>> they keep all military-related crimes. they keep all non-serious crimes. but if there's been a rape or a murder, our civil liberties , our view of justice demands that the decision maker about those cases -- it should be blind justice . shouldn't tip the scales for the defendant or for the victim. it has to be blind and it should be based only on evidence. what we've heard from too many victims is either their commander may well be their assailant or may well know their assailant, may prefer their assailant, or value their assailant more, or they just don't think anything will be done because there's an inherent bias when the commander fierce it may look badly on him that there's been a rape under his command.
>> when i look at the troops that are there on the front lines, and they perceive this inherent conflict of interest with the commanders and making these judgments. but what your bill does, it's military justice , not in civilian courts. it's a compromised, moderate approach. so explain, do you think that will help the underreporting that is so drastic within the military?
>> i do. it's the one thing, the one thing victims have said over and over and over again they would like, is this decision making to be outside the chain of command . someone who doesn't know them. someone who doesn't know their perpetrator. doesn't have a reason to push it under the rug. someone who's just a trained, unbiased objective reviewer who can make evidence properly and make a judgment. we're hoping with this reform it will give people confidence again in the system, and believe that justice is possible for them. and that's unfortunately what they do not believe today.

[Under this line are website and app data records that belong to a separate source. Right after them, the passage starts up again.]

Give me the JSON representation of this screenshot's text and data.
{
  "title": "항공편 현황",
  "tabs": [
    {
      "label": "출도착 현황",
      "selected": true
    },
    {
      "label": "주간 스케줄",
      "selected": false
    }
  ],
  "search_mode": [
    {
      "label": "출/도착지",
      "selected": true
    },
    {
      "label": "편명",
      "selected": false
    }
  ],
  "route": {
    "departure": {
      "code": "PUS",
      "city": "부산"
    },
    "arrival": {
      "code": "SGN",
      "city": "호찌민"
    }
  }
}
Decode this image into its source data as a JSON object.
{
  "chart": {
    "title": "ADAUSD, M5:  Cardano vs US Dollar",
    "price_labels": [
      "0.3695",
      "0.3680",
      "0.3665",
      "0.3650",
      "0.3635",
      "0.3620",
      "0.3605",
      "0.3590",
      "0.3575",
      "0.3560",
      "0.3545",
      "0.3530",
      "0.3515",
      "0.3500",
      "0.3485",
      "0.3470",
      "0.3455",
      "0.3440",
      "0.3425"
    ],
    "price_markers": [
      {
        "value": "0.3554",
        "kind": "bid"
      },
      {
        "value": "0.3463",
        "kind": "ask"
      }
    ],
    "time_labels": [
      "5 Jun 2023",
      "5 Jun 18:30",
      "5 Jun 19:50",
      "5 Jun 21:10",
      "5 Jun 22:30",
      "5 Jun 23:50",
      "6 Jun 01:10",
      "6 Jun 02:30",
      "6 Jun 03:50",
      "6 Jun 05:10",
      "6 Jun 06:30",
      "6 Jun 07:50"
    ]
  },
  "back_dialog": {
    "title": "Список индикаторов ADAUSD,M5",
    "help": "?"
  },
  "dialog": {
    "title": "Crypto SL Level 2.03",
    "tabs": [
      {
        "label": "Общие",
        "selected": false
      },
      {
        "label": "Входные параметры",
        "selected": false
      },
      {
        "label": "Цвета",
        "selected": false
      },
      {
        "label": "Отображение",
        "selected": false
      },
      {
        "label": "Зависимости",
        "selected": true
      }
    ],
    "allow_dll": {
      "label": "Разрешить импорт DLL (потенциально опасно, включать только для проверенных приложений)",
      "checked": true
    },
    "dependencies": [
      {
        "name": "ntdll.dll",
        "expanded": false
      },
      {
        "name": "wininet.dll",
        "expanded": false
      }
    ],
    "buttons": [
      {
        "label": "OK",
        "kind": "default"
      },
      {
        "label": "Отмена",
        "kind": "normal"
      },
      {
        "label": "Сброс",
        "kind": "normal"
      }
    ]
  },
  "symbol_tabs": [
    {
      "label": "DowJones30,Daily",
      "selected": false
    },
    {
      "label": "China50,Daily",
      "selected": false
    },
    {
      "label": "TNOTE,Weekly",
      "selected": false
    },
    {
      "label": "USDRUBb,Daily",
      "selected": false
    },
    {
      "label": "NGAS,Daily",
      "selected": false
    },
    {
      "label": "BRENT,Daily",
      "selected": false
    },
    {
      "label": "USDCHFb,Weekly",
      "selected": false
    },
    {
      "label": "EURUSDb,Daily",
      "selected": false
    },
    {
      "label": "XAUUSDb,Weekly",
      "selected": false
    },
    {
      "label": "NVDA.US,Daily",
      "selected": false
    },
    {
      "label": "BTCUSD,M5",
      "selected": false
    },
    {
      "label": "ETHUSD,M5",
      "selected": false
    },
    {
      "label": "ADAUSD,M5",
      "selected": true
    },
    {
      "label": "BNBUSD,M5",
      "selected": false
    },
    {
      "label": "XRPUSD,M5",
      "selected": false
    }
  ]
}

>> all right. let's talk politics. where are we today?
>> well, we have 53 supporters. we have a majority of the senate all right. we have even more who are not yet public in their support. and if we are forced to overcome a filibuster because of the politics, we will. we will get the votes we need to pass this measure. because the men and women who serve in our armed services do not deserve to be attacked, raped, or brutalized by somebody within their own unit. we're not talking about some foreign enemy abroad. we're talking about the brothers and sisters that they serve every day with. they deserve a justice system that's worthy of their sacrifice.
>> and how about president obama , quickly, and the pentagon. are they for this? against it?
>> i'm hopeful that president obama will show his support for this over time . he is looking at some review over the next year. but if i'm the mother of a soldier who's been so brutally raped, i don't want to wait another year. i don't want incremental measures for only those who feel the climate is safe now have report. god forbid it's my son who's raped brutally as a young man in the military and feels justice isn't possible. i don't want to have to wait another year. so i'm hopeful. because there is a growing chorus, patrick. we've got generals, former military leaders. we've got every veteran in iraq and afghanistan, veterans of america supports this bill. we have vietnam veterans of america supporting this bill. all of the victims advocacy groups supporting this bill. even the hand-picked panel who opine on the status of women in the military have supported the measures in this reform. this is what can make a difference. that's why we have to fight.
>> the systemic change is needed. senator, thank you for being here. i appreciate this. this is the first time we're covering it living but we're going to be tracking this very closely. we wish you luck. i want to make sure that people know that senator gillibrand will be taking your questions exclusively on msnbc.com, so leave your question. just go to takingthehill.msnbc.com. post your question in the veterans comment thread. we'll show senator gillibrand's